arsN1gene, widely distributed in bacterial arsenic resistance ( ars) operons, selectively confers resistance to arsinothricin by acetylation of the α-amino group. Crystal structures of ArsN1 N-acetyltransferase, with or without arsinothricin, shed light on the mechanism of its substrate selectivity. These findings have the potential for development of a new class of organoarsenical antimicrobials and ArsN1 inhibitors.
Hydraphiles are synthetic amphiphiles that form pores in bilayer membranes. A study was undertaken to determine if the formation of pores could assist the penetration of antibiotics into bacteria. The disruption of ion homeostasis by the pore-formers leads to microbial toxicity. Co-administration of hydraphiles at concentration ≤ ½ MIC and antimicrobials to E. coli or P. aeruginosa showed potency enhancements of up to 30-fold. A possible mechanism is the enhancement of antibiotic influx owing to membrane disruption and/or altering the ion balance within the bacterial cells.
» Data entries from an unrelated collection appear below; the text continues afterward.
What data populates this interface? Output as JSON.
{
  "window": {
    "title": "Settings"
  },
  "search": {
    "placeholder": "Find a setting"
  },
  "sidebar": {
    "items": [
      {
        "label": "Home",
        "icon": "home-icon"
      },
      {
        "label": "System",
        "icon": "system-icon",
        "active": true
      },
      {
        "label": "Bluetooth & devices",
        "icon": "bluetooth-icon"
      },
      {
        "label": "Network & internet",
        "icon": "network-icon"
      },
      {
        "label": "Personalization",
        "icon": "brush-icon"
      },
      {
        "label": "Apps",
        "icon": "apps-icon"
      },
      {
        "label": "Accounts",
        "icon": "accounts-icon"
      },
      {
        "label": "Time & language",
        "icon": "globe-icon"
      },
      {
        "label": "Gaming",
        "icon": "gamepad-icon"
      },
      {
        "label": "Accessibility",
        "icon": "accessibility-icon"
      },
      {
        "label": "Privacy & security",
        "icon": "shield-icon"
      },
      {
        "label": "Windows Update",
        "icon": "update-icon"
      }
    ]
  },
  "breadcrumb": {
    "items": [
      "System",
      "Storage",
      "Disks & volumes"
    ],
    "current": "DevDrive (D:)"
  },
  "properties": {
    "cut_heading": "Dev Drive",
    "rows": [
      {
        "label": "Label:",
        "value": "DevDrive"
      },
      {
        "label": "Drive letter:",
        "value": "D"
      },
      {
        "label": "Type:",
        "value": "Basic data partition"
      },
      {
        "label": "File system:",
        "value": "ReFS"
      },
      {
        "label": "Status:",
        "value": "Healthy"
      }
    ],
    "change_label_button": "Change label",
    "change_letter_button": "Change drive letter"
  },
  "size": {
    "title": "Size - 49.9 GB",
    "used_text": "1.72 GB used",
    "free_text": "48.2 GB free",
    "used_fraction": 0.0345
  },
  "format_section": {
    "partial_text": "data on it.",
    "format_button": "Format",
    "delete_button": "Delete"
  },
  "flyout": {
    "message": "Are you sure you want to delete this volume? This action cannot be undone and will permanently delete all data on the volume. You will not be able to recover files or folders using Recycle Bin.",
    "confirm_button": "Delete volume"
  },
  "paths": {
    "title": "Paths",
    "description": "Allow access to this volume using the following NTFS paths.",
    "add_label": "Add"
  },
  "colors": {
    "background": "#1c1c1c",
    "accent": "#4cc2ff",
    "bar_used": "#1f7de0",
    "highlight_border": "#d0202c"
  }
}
Chronic exposure to complex metal oxide nanoparticles elicits rapid resistance in Shewanella oneidensis MR-1Engineered nanoparticles are incorporated into numerous emerging technologies because of their unique physical and chemical properties. Many of these properties facilitate novel interactions, including both intentional and accidental effects on biological systems. Silver-containing particles are widely used as antimicrobial agents and recent evidence indicates that bacteria rapidly become resistant to these nanoparticles. Much less studied is the chronic exposure of bacteria to particles that were not designed to interact with microorganisms. For example, previous work has demonstrated that the lithium intercalated battery cathode nanosheet, nickel manganese cobalt oxide (NMC), is cytotoxic and causes a significant delay in growth of Shewanella oneidensis MR-1 upon acute exposure. Here, we report that S. oneidensis MR-1 rapidly adapts to chronic NMC exposure and is subsequently able to survive in much higher concentrations of these particles, providing the first evidence of permanent bacterial resistance following exposure to nanoparticles that were not intended as antibacterial agents. We also found that when NMC-adapted bacteria were subjected to only the metal ions released from this material, their specific growth rates were higher than when exposed to the nanoparticle. As such, we provide here the first demonstration of bacterial resistance to complex metal oxide nanoparticles with an adaptation mechanismmore »